[Records drawn from a dataset]:
- - - -

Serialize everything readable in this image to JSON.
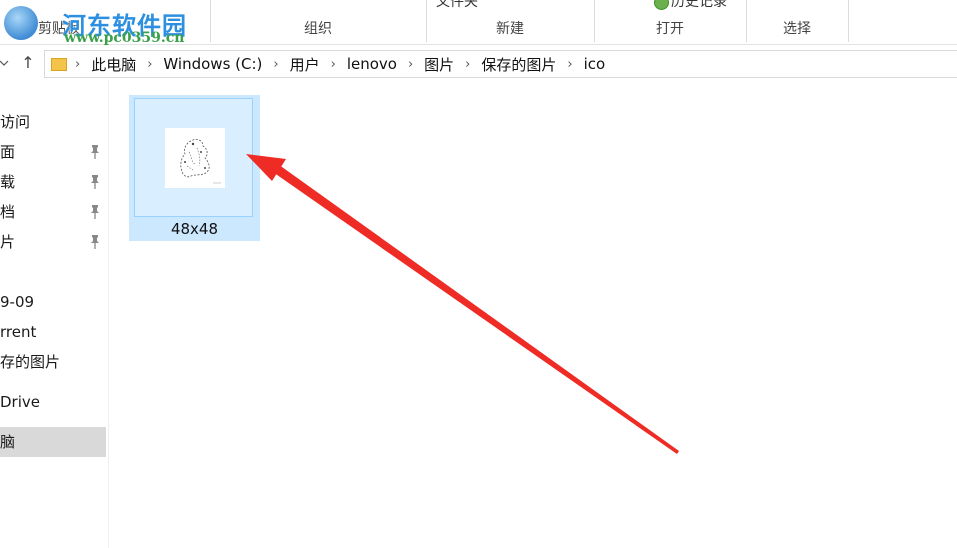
{
  "ribbon": {
    "groups": [
      {
        "label": "剪贴板"
      },
      {
        "label": "组织"
      },
      {
        "label": "新建",
        "partial_above": "文件夹"
      },
      {
        "label": "打开",
        "partial_above": "历史记录"
      },
      {
        "label": "选择"
      }
    ]
  },
  "watermark": {
    "title": "河东软件园",
    "url": "www.pc0359.cn"
  },
  "navigation": {
    "up_arrow": "↑"
  },
  "address_bar": {
    "crumbs": [
      "此电脑",
      "Windows (C:)",
      "用户",
      "lenovo",
      "图片",
      "保存的图片",
      "ico"
    ]
  },
  "sidebar": {
    "items": [
      {
        "label": "访问",
        "pinned": false
      },
      {
        "label": "面",
        "pinned": true
      },
      {
        "label": "载",
        "pinned": true
      },
      {
        "label": "档",
        "pinned": true
      },
      {
        "label": "片",
        "pinned": true
      },
      {
        "label": "9-09",
        "pinned": false
      },
      {
        "label": "rrent",
        "pinned": false
      },
      {
        "label": "存的图片",
        "pinned": false
      },
      {
        "label": "Drive",
        "pinned": false
      },
      {
        "label": "脑",
        "pinned": false,
        "selected": true
      }
    ]
  },
  "files": [
    {
      "name": "48x48",
      "selected": true
    }
  ],
  "colors": {
    "selection": "#cce8ff",
    "selection_border": "#99d1ff",
    "annotation_arrow": "#ee2b24"
  }
}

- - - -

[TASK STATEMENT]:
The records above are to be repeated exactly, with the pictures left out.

[RESPONSE TO THIS EXERCISE]:
Serialize everything readable in this image to JSON.
{
  "ribbon": {
    "groups": [
      {
        "label": "剪贴板"
      },
      {
        "label": "组织"
      },
      {
        "label": "新建",
        "partial_above": "文件夹"
      },
      {
        "label": "打开",
        "partial_above": "历史记录"
      },
      {
        "label": "选择"
      }
    ]
  },
  "watermark": {
    "title": "河东软件园",
    "url": "www.pc0359.cn"
  },
  "navigation": {
    "up_arrow": "↑"
  },
  "address_bar": {
    "crumbs": [
      "此电脑",
      "Windows (C:)",
      "用户",
      "lenovo",
      "图片",
      "保存的图片",
      "ico"
    ]
  },
  "sidebar": {
    "items": [
      {
        "label": "访问",
        "pinned": false
      },
      {
        "label": "面",
        "pinned": true
      },
      {
        "label": "载",
        "pinned": true
      },
      {
        "label": "档",
        "pinned": true
      },
      {
        "label": "片",
        "pinned": true
      },
      {
        "label": "9-09",
        "pinned": false
      },
      {
        "label": "rrent",
        "pinned": false
      },
      {
        "label": "存的图片",
        "pinned": false
      },
      {
        "label": "Drive",
        "pinned": false
      },
      {
        "label": "脑",
        "pinned": false,
        "selected": true
      }
    ]
  },
  "files": [
    {
      "name": "48x48",
      "selected": true
    }
  ],
  "colors": {
    "selection": "#cce8ff",
    "selection_border": "#99d1ff",
    "annotation_arrow": "#ee2b24"
  }
}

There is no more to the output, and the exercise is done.